«

»

May 30

Print this Post

Consideration of Taxes in a Lost Earnings Calculation

shutterstock_935684-150x150Considering taxes in a lost earnings calculation related to personal injury matters may materially alter the damages amount.  In the well-known 1980 Supreme Court case, Norfolk & Western Railway Co. v. Liepelt, the Court ruled that courts should consider taxes and calculate lost earnings net of income taxes.  The Court’s rationale was that the damage award is not taxable, but had Plaintiff not been injured and actually earned the calculated “but-for” earnings, these earnings would have been taxed.  Thus, by not taxing lost earnings (nor the damage award), the Plaintiff attains a windfall.

Despite this 1980 Supreme Court ruling, many jurisdictions appear to either exclude any tax consideration on a personal injury lost earnings calculation or remain silent and/or ambiguous.  Only Hawaii, New Jersey, Oregon, and Texas provide relatively clear case law or state law essentially upholding the Supreme Court ruling.  (Note:  Alaska only considers taxes for past lost earnings, not future lost earnings.)  Some of the jurisdictions that exclude tax consideration explain their rationale for excluding taxes generally as follows:  Plaintiff’s lost earnings damages award is discounted to present value.  Plaintiff is expected to invest the award in some risk-free investment that will generate interest.   (See article here in why a risk-free investment may be inappropriate).  In many instances, the earned interest is taxable.  If taxes are ignored both on lost earnings and on interest earned, the tax effects offset each other (i.e., lost earnings (pre-tax) increases present value damages while ignoring taxes on investment income decreases Plaintiff’s investment monies actually received); thus, taxes can be ignored.

However, the tax effects do not necessarily fully offset each other.  Using net earnings (post tax earnings) may lower the damages award depending on Plaintiff’s income levels and projected real wage growth rates.  The amount of monies necessary to cover the taxes owed on interest (increase the damages award) depends on the damage period length and nominal discount rate.   In deciding whether to consider taxes in any lost earnings damages calculation, one should consider the law applicable in the jurisdiction.

About the author

Nicole Liska

I am a Principal at Fulcrum Inquiry, an accounting and economic consulting firm that performs damage analysis for commercial litigation, forensic accountings, financial investigations, and business valuations.
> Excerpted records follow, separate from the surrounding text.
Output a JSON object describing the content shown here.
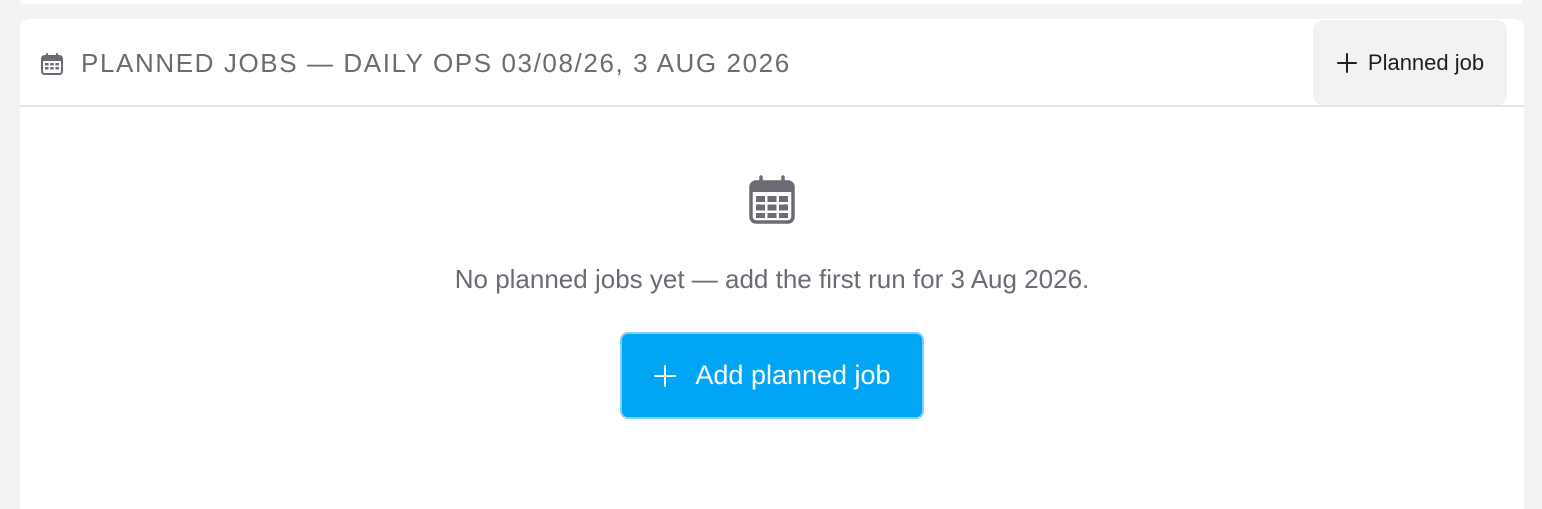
{
  "panel": {
    "title": "PLANNED JOBS — DAILY OPS 03/08/26, 3 AUG 2026",
    "title_icon": "calendar-icon",
    "header_button_label": "Planned job",
    "header_button_icon": "plus-icon"
  },
  "empty_state": {
    "icon": "calendar-icon",
    "message": "No planned jobs yet — add the first run for 3 Aug 2026.",
    "button_label": "Add planned job",
    "button_icon": "plus-icon"
  },
  "colors": {
    "accent": "#00a6f4",
    "muted_text": "#6b6b74",
    "background": "#f3f3f4"
  }
}
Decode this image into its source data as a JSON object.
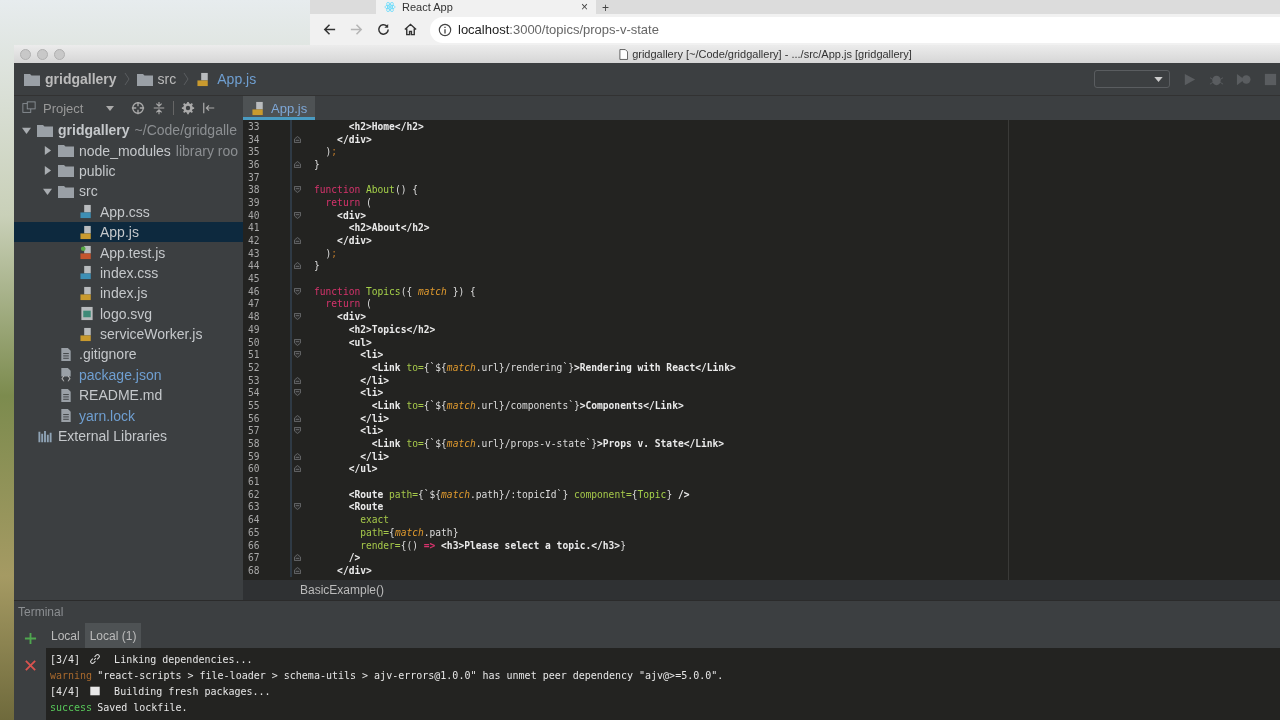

I hold an ABD and MA in economics from the University of California, San Diego. I perform damages analyses and serve as a damages expert witness. My resume is on Fulcrum's website.

Permanent link to this article: http://betweenthenumbers.net/2013/05/consideration-of-taxes-in-a-lost-earnings-calculation/

Leave a Reply

Your email address will not be published. Required fields are marked *

You may use these HTML tags and attributes: <a href="" title=""> <abbr title=""> <acronym title=""> <b> <blockquote cite=""> <cite> <code> <del datetime=""> <em> <i> <q cite=""> <s> <strike> <strong>


*